** Opening Given entries block **

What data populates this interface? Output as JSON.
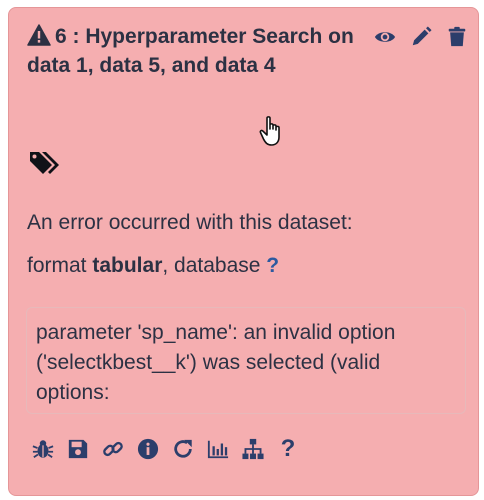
{
  "dataset": {
    "title": "6 : Hyperparameter Search on data 1, data 5, and data 4",
    "error_heading": "An error occurred with this dataset:",
    "format_prefix": "format ",
    "format_value": "tabular",
    "database_prefix": ",  database ",
    "database_value": "?",
    "error_message": "parameter 'sp_name': an invalid option ('selectkbest__k') was selected (valid options:"
  },
  "icons": {
    "warning": "warning-icon",
    "header_actions": [
      "eye-icon",
      "pencil-icon",
      "trash-icon"
    ],
    "tags": "tags-icon",
    "toolbar": [
      "bug-icon",
      "save-icon",
      "link-icon",
      "info-icon",
      "rerun-icon",
      "chart-icon",
      "sitemap-icon",
      "question-icon"
    ]
  },
  "toolbar": {
    "help_label": "?"
  },
  "colors": {
    "card_background": "#f5aeb0",
    "text": "#2c3143",
    "icon": "#2c3e6b",
    "link": "#2c5aa0"
  }
}
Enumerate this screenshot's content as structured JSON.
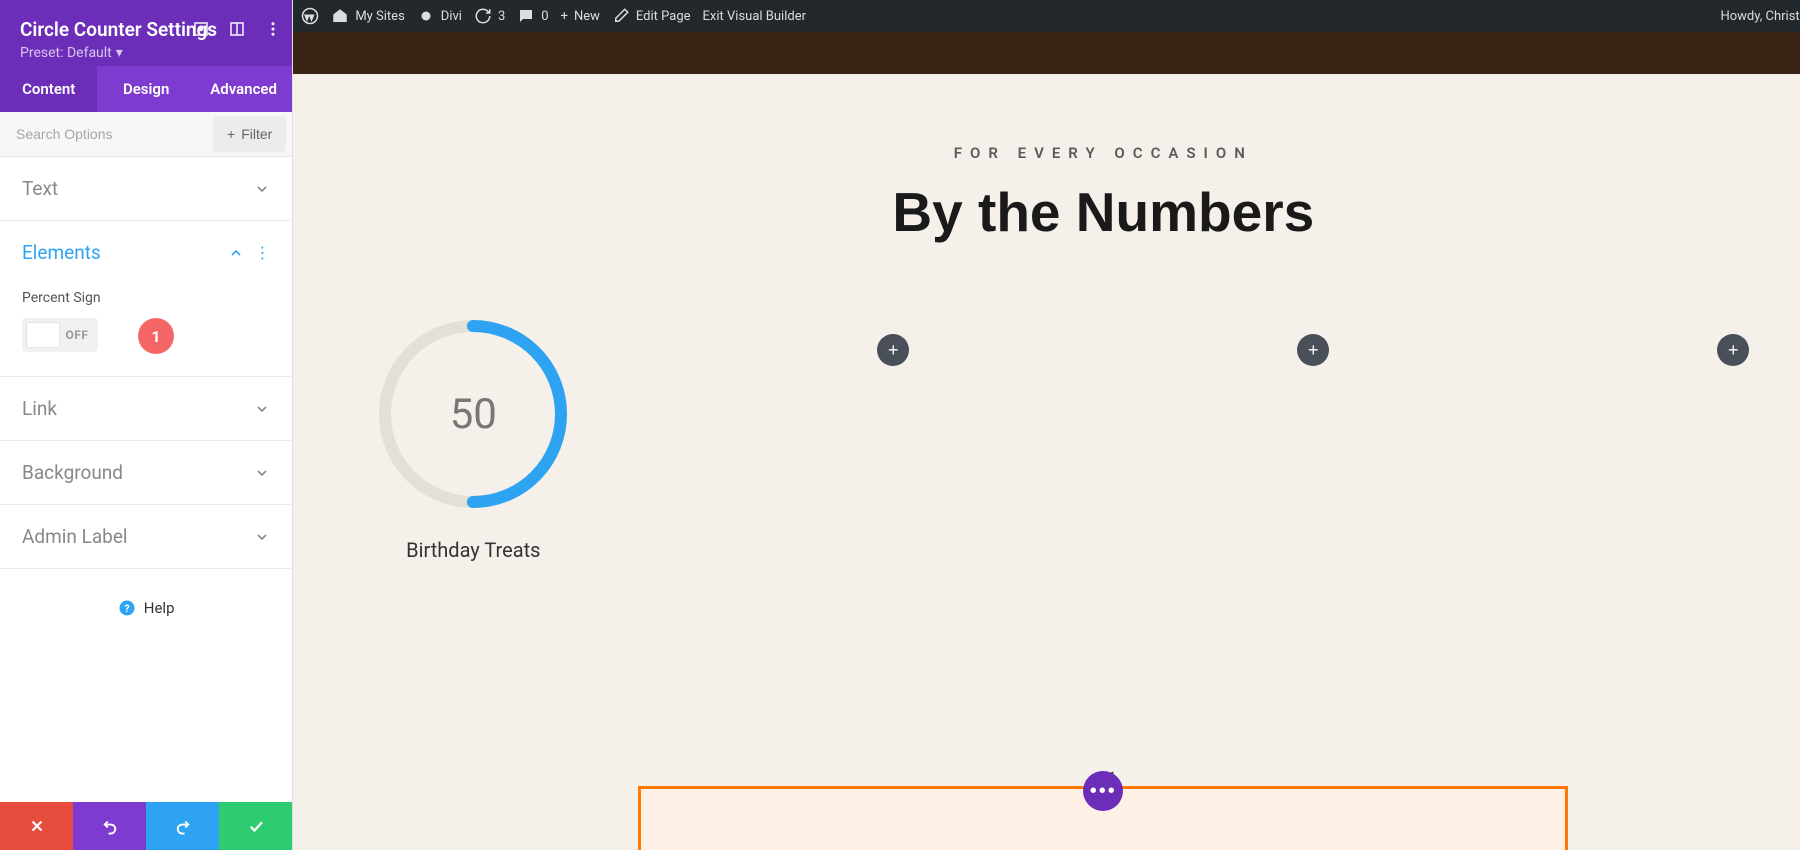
{
  "sidebar": {
    "title": "Circle Counter Settings",
    "preset_label": "Preset: Default",
    "tabs": [
      {
        "label": "Content",
        "active": true
      },
      {
        "label": "Design",
        "active": false
      },
      {
        "label": "Advanced",
        "active": false
      }
    ],
    "search_placeholder": "Search Options",
    "filter_label": "Filter",
    "sections": {
      "text": "Text",
      "elements": "Elements",
      "link": "Link",
      "background": "Background",
      "admin_label": "Admin Label"
    },
    "elements_body": {
      "percent_sign_label": "Percent Sign",
      "toggle_state": "OFF"
    },
    "annotation_badge": "1",
    "help_label": "Help"
  },
  "wpbar": {
    "my_sites": "My Sites",
    "divi": "Divi",
    "updates": "3",
    "comments": "0",
    "new": "New",
    "edit_page": "Edit Page",
    "exit_vb": "Exit Visual Builder",
    "howdy": "Howdy, Christina Gwira"
  },
  "page": {
    "subtitle": "FOR EVERY OCCASION",
    "title": "By the Numbers",
    "counter": {
      "value": "50",
      "label": "Birthday Treats",
      "percent": 50
    },
    "quote_mark": "“"
  },
  "colors": {
    "accent": "#2ea3f2",
    "purple": "#6c2eb9",
    "orange": "#ff7a00"
  }
}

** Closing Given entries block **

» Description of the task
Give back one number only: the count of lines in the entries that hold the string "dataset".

» Reply to the exercise
2